Victoria Barber

This weekend, up-and-coming indie folk band The Last Bison took the stage at the Discovery Theatre in the Alaska Center for the Performing Arts. But before that happened, they played a "secret show" in Ship Creek for a very particular audience: "People who might not come to the PAC because it's the PAC."

That's according to Jason Grenn, marketing director for the Anchorage Concert Association. It's a target group he also referred to as, "people under 40."

Grenn, who at 32 looks like he might play in some of the indie bands he promotes, said the Concert Association wants to draw in younger audiences, people who go to shows at the Bear Tooth or Tap Root but think of the PAC as too stuffy or expensive.

"It's like -- 'Oh, that's where my parents go to the symphony, that's not my scene,' " Grenn said. "We want people to have that awareness that cool stuff is happening (at the PAC)."

How to attract these young, cool people? Grenn said the Concert Association reached out to businesses the demographic is known to frequent -- La Bodega, Brown Bag Sandwich Co. and 49 Nightlife were a few -- and issued invitations to an unadvertised concert at Anchorage Community Works, a building in Ship Creek that has been recently renovated into studio space.

"(The venue) had a vibe we wanted," Grenn said. "It's a little bit underground, a little bit not-your-parents venue."

About 70 people came to the invite-only party, which took place in a large room with work tables and other equipment moved to the perimeters. A stage was in one corner, but apart from a few sofas it was standing-room only. Audience members were invited to bring their own beverages and encouraged to give a $5 donation at the door. Despite some Concert Association pamphlets, the event felt more like a house party than anything do with a concert hall.

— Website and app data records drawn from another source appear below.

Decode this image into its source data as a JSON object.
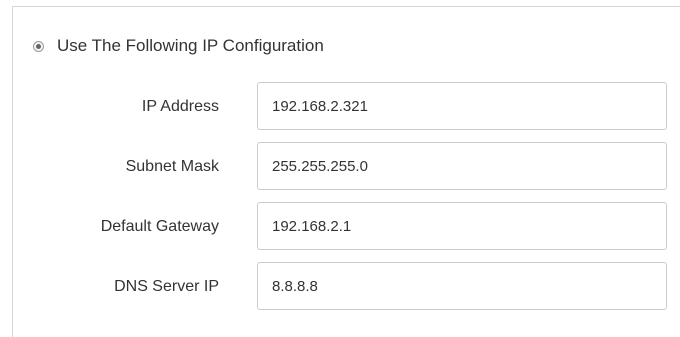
{
  "ip_config": {
    "mode_option": {
      "label": "Use The Following IP Configuration",
      "selected": true
    },
    "fields": [
      {
        "label": "IP Address",
        "value": "192.168.2.321"
      },
      {
        "label": "Subnet Mask",
        "value": "255.255.255.0"
      },
      {
        "label": "Default Gateway",
        "value": "192.168.2.1"
      },
      {
        "label": "DNS Server IP",
        "value": "8.8.8.8"
      }
    ]
  }
}
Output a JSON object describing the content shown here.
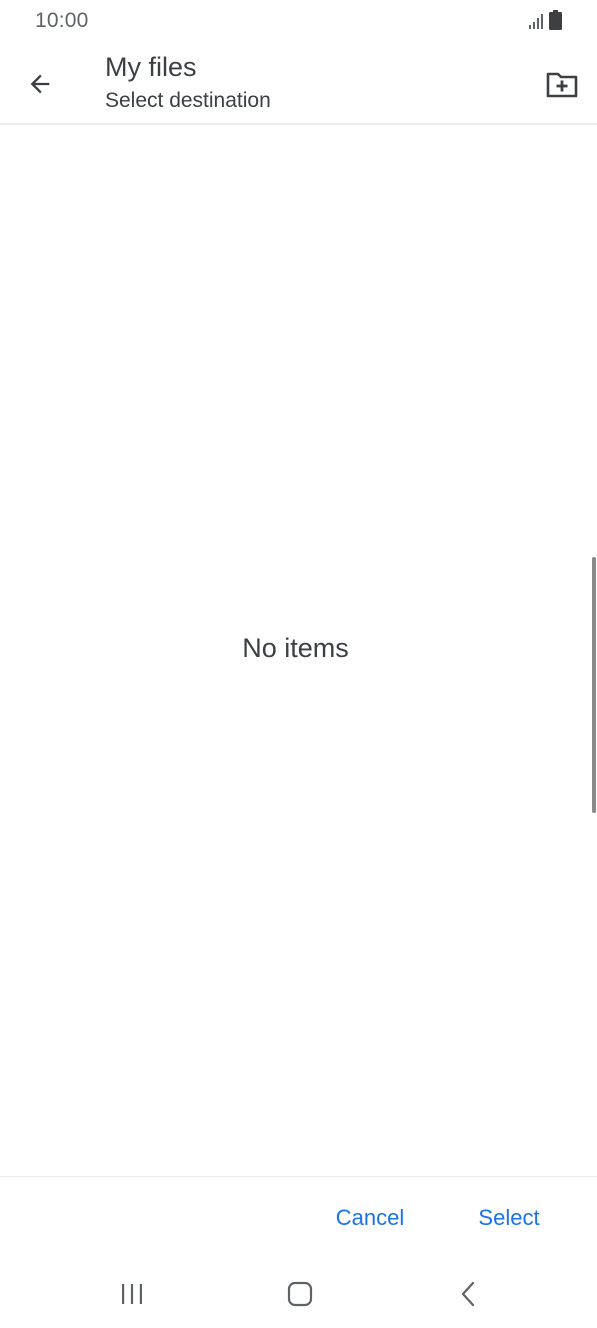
{
  "status_bar": {
    "time": "10:00",
    "icons": [
      "signal-icon",
      "battery-icon"
    ]
  },
  "app_bar": {
    "title": "My files",
    "subtitle": "Select destination",
    "back_icon": "arrow-left-icon",
    "new_folder_icon": "folder-plus-icon"
  },
  "content": {
    "empty_message": "No items"
  },
  "actions": {
    "cancel_label": "Cancel",
    "select_label": "Select"
  },
  "nav_bar": {
    "icons": [
      "recents-icon",
      "home-icon",
      "back-icon"
    ]
  },
  "colors": {
    "accent": "#1a73e8",
    "text": "#3c4043",
    "muted": "#5f6368",
    "background": "#ffffff"
  }
}
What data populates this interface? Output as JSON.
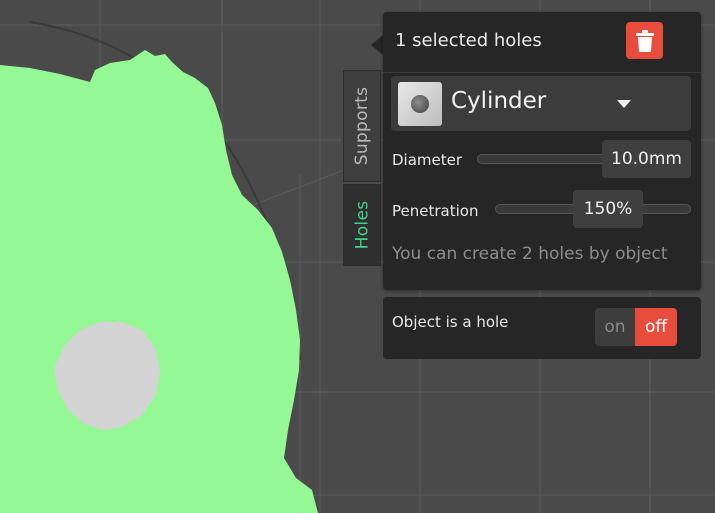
{
  "sidebar": {
    "tabs": [
      {
        "label": "Supports",
        "active": false
      },
      {
        "label": "Holes",
        "active": true
      }
    ]
  },
  "panel": {
    "title": "1 selected holes",
    "delete_icon": "trash-icon",
    "shape": {
      "label": "Cylinder",
      "icon": "cylinder-thumbnail"
    },
    "diameter": {
      "label": "Diameter",
      "value": "10.0mm"
    },
    "penetration": {
      "label": "Penetration",
      "value": "150%"
    },
    "info": "You can create 2 holes by object"
  },
  "hole_toggle": {
    "label": "Object is a hole",
    "on_label": "on",
    "off_label": "off",
    "state": "off"
  },
  "colors": {
    "background": "#4a4a4a",
    "model": "#94f894",
    "hole": "#d3d3d3",
    "accent_green": "#3fd28e",
    "danger": "#e84c3d",
    "panel": "#262626"
  }
}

Grenn said the secret show was an experiment, one that will hopefully result in buzz and ticket sales for the PAC. Choosing the right kind of band was important, he said. "We couldn't ask Huey Lewis and the News, 'Hey come down and do an acoustic set down at Ship Creek.' "

Three members of The Last Bison played for about 30 minutes. The band has an atmospheric, Americana sound, and members took the stage dressed a bit like Civil War re-enactors -- violinist Teresa Totheroh wore an antique-looking blouse and belted skirt down to her ankle boots and cellist Amos Housworth was in suspenders with skinny pants, his beard groomed into a shape that would be equally at home on the streets of Portland or the Antebellum South. Wearing a white shirt and trousers and with one bare foot exposed, lead vocalist Benjamin Hardesty demonstrated he has as tunefully hoarse and earnest a holler as any working in the folk/indie/rock genre.

The Last Bison is often compared to Mumford & Sons, the Decemberists and Fleet Foxes: bands, Grenn said, that are already popular with the under-40 set. Like many artists the Concert Association brings up, the septet agreed to do some "community outreach" during their time in Alaska. They were open to the idea of that outreach being a warehouse party for 20- and 30-somethings rather than a high school visit or master class.

Whether or not the event helped sell tickets, the crowd on Thursday was loudly enthusiastic and seemed to be having a good time, and Grenn was ready to call it a success -- one that demonstrates that "Just because it's not at the Bear Tooth, doesn't mean it's not a cool show."